Trump’s acquittal marks a dark day for US democracy

Letters

Matt Minshall says the problem is party-first politics, while Daniel Peacock writes that Congress has failed to hold the president to account. Plus letters from Pete Stockwell and Magi Young

Donald Trump
‘If the US’s system of governance is unable to hold Trump to account for his attempt to overthrow the result of a fair and free election, its much-vaunted constitution is simply not fit for purpose.’ Photograph: EPA
‘If the US’s system of governance is unable to hold Trump to account for his attempt to overthrow the result of a fair and free election, its much-vaunted constitution is simply not fit for purpose.’ Photograph: EPA
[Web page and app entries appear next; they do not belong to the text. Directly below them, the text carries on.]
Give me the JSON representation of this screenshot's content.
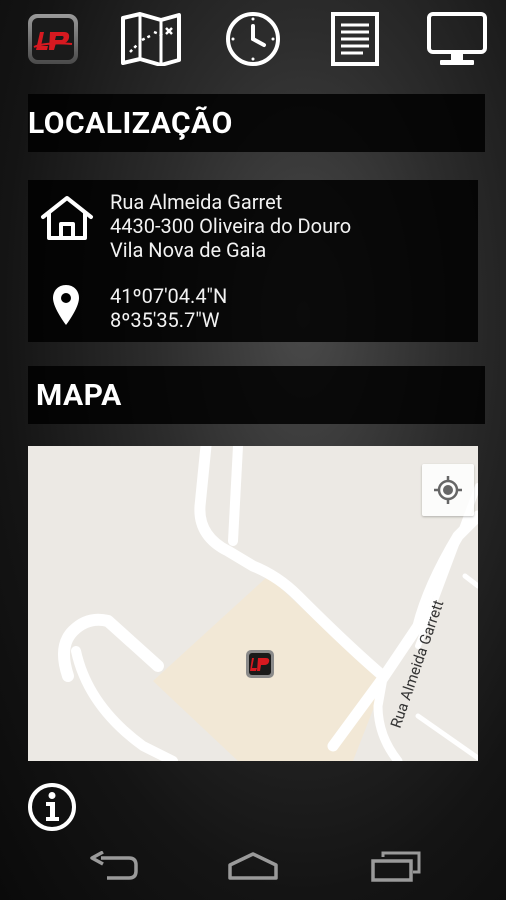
{
  "toolbar": {
    "items": [
      {
        "icon": "app-logo-icon"
      },
      {
        "icon": "map-icon"
      },
      {
        "icon": "clock-icon"
      },
      {
        "icon": "document-icon"
      },
      {
        "icon": "monitor-icon"
      }
    ]
  },
  "location": {
    "title": "LOCALIZAÇÃO",
    "address_line1": "Rua Almeida Garret",
    "address_line2": "4430-300 Oliveira do Douro",
    "address_line3": "Vila Nova de Gaia",
    "latitude": "41º07'04.4\"N",
    "longitude": "8º35'35.7\"W"
  },
  "map": {
    "title": "MAPA",
    "street_label": "Rua Almeida Garrett"
  },
  "colors": {
    "accent_red": "#d71920",
    "header_bg": "#000000",
    "map_bg": "#ece9e4",
    "map_area": "#f2e8d6"
  }
}
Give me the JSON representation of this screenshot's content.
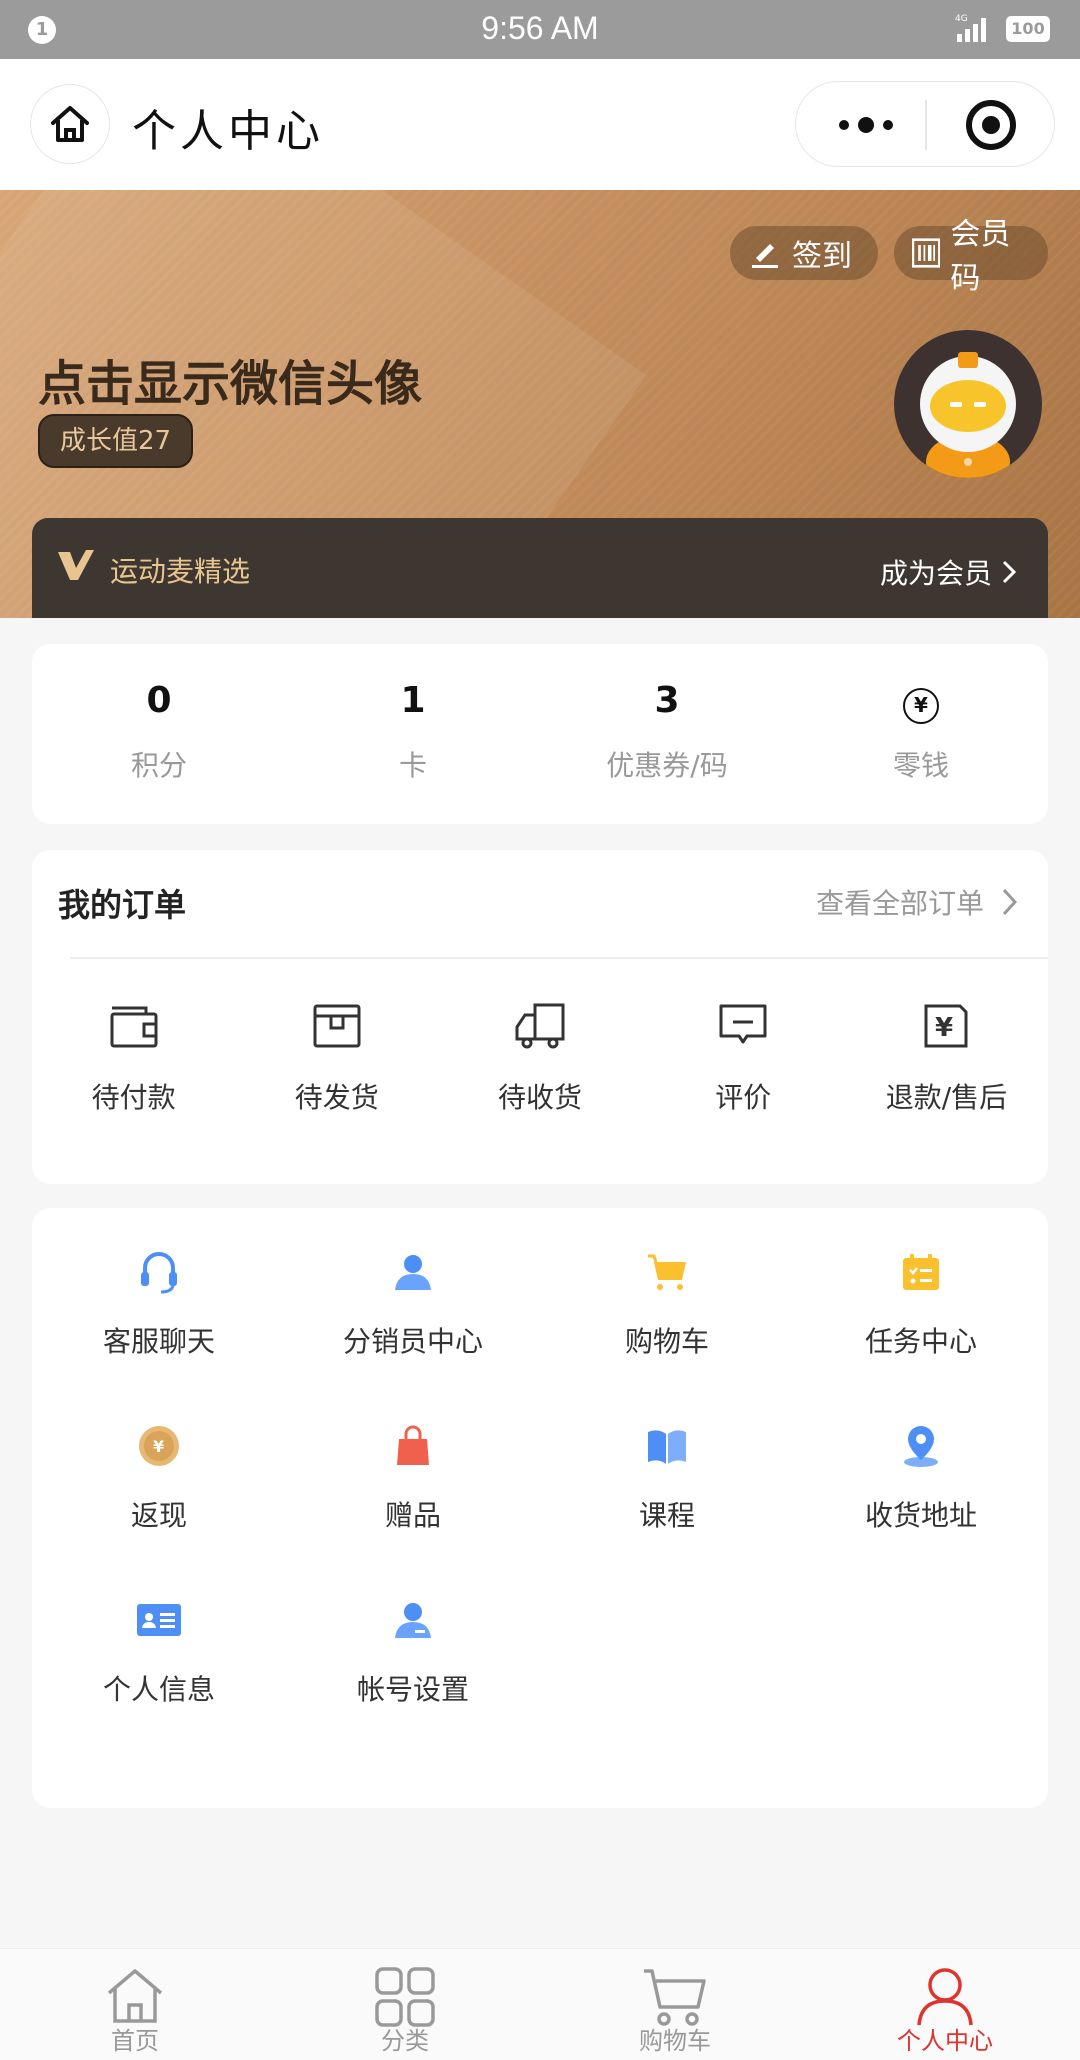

Last modified on Mon 15 Feb 2021 11.44 EST

The deepest problem affecting the progress and development of democracy is the crippling dominance of party-first politics (Senate Republicans stand by their man and Trump wins his second acquittal, 13 February). It restricts the power of politicians to act in the best interests of their countries and their people.

The clear illustration of the power of party politics has been the trial of Donald Trump. Before the trial began, and ahead of any formal evidence being heard, the base of the Republican party had already decided the outcome. Thus, the verdict of one of the most politically important trials in history was given based on party dogma and not on the evidence, nor in the interests of the country.

Countries around the world with similarly blinkered party systems will also be rejuvenated. This will be embraced by the Victorian-era-entrenched Conservative party in the UK, which will be enabled to continue and extend its oligarchic rule which is swiftly becoming a kakistocracy.

Party politics should reflect the will of an ever-changing society. It has, however, become the greatest barrier to progress and fairness. Until politicians are selected solely on ability, rather than party loyalty and populism, democracy will exist only in name and civilised evolution will stagnate and devolve.
Matt Minshall
Batz-sur-Mer, Brittany, France

The second acquittal of Donald Trump by the US Senate represents a profoundly dark and dangerous moment for American democracy. The message is clear. No conduct, be it inviting foreign powers to interfere in an election or fomenting violence to overthrow its result, is sufficiently abhorrent to permanently bar a candidate from holding public office. It now falls to the justice department and state prosecutors to succeed where Congress has failed and hold Trump truly accountable. If they do not, the US need only wait for the next attempt to subvert its democracy.
Daniel Peacock
New Moston, Manchester

Most Republican senators did not honour their oath to “do impartial justice”, but voted politically instead. If the US’s system of governance is unable to hold Trump to account for his attempt to overthrow the result of a fair and free election, its much-vaunted constitution is simply not fit for purpose.
Pete Stockwell
London

Jonathan Freedland is (almost) completely right (Acquitting Trump would spell grave danger for US democracy, 12 February). However, he errs in his report of Donald Trump’s relationship with violence and the rule of law. Trump had not been “whipping up his supporters for nearly a year”. His incitement to violence and failure to accept election results began before he stood as president in 2016, and continued throughout his term.

At rallies as long ago as 2015, Trump was encouraging violence against his opponents. His tolerance of violence and recognition of its attraction to a section of his base was confirmed when he said, in January 2016, “I could stand in the middle of Fifth Avenue and shoot somebody and I wouldn’t lose voters”. Even before the 2016 election he refused to confirm that he would accept the result, raising rigged elections.

The events of 6 January were entirely foreseeable and consistent with the Trump we saw from 2015. The Republican party knew exactly who Trump was when they nominated him for president and then enabled him throughout his term and beyond.
Magi Young
Exeter